Below are the records; pull every line that includes "kind".

_ _ _ _ _

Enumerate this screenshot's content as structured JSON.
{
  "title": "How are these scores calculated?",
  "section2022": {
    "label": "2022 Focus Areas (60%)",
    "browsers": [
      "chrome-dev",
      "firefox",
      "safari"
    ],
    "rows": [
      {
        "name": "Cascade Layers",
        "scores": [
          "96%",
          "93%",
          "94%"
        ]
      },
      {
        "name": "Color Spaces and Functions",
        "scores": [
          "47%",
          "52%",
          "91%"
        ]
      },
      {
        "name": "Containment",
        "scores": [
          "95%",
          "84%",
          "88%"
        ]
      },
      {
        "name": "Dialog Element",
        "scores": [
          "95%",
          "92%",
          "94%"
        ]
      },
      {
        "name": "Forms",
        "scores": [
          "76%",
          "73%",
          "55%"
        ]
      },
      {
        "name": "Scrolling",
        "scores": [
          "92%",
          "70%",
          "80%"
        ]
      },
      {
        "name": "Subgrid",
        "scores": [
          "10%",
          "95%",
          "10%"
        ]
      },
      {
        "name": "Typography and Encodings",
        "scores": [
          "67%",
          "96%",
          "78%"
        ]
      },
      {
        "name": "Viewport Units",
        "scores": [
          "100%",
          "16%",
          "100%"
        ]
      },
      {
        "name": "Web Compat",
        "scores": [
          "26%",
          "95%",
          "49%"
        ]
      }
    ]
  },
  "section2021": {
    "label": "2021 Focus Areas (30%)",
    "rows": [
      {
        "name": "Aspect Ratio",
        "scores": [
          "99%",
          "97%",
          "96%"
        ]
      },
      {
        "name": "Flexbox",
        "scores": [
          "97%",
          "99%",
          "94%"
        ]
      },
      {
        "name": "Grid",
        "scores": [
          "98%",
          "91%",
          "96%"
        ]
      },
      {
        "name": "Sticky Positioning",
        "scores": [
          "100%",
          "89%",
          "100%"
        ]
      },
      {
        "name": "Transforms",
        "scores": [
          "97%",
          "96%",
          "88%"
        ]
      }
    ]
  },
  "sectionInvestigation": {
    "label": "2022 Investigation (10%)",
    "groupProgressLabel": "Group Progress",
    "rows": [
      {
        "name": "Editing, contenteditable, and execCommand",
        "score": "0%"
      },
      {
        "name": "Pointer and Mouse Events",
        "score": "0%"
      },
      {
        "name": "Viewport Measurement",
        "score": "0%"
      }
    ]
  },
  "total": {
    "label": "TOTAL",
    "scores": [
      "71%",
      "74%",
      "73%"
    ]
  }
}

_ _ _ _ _

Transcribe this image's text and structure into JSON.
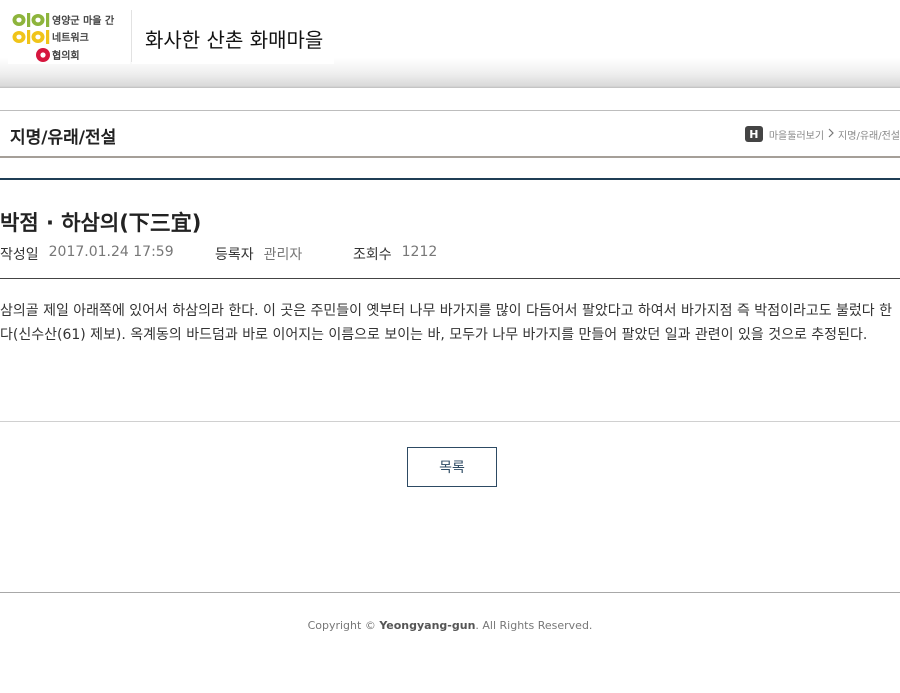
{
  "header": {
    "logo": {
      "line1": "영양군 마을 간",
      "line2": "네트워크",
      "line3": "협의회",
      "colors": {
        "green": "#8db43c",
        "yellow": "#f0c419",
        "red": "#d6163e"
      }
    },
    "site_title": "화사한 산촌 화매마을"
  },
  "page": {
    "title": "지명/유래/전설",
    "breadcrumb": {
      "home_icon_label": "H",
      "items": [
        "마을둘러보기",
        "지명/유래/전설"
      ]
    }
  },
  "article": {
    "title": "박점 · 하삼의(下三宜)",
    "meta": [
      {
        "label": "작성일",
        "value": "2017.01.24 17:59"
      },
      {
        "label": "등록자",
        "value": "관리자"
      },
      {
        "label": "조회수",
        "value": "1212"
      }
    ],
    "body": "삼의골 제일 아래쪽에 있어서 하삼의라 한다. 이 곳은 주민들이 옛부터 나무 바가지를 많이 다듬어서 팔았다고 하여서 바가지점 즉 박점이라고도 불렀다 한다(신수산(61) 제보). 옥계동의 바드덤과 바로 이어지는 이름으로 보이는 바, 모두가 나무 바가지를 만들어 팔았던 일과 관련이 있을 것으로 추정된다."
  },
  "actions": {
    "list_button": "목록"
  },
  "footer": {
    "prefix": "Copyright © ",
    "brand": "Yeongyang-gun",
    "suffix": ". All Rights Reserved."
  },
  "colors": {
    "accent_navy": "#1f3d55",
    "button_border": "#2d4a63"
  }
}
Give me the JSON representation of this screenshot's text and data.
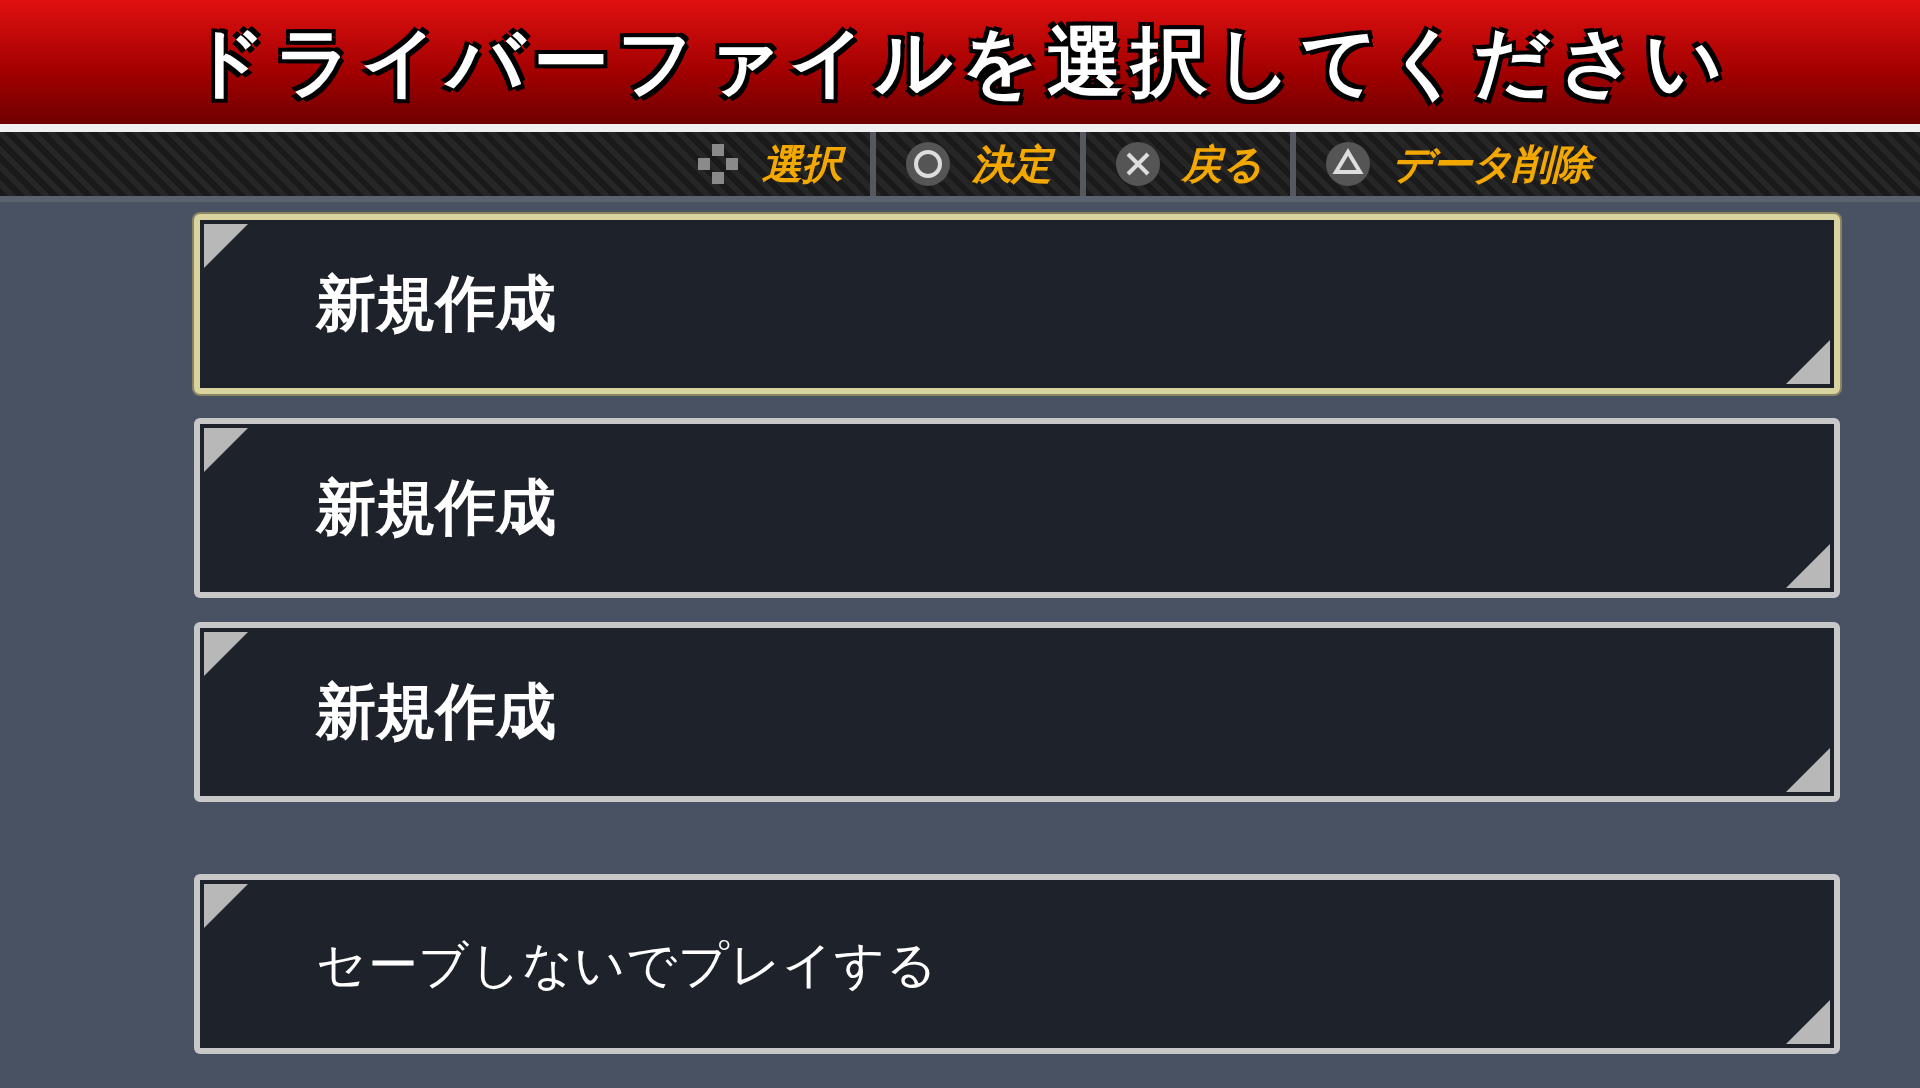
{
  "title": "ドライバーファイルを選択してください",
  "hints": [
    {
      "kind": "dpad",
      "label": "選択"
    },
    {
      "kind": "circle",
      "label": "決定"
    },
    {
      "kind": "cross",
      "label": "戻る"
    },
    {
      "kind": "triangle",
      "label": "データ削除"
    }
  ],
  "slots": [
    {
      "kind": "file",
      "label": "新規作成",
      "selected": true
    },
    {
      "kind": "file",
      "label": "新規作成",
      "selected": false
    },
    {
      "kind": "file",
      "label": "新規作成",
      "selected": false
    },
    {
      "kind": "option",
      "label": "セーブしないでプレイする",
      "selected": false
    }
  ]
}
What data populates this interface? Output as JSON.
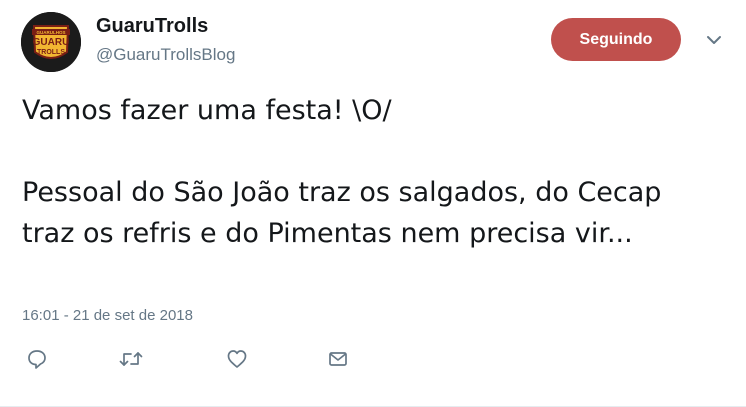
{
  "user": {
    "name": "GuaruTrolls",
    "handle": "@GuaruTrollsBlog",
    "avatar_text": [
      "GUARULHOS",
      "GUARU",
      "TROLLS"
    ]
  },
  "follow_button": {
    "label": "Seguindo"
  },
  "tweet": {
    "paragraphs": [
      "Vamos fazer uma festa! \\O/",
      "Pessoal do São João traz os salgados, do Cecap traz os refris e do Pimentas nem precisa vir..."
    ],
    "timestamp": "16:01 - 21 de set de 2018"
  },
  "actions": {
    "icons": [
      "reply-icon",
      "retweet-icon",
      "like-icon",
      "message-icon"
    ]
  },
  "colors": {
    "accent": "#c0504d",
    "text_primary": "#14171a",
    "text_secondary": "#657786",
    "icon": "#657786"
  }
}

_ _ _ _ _

*TASK OUTPUT*:
      "kind": "dpad",
      "kind": "circle",
      "kind": "cross",
      "kind": "triangle",
      "kind": "file",
      "kind": "file",
      "kind": "file",
      "kind": "option",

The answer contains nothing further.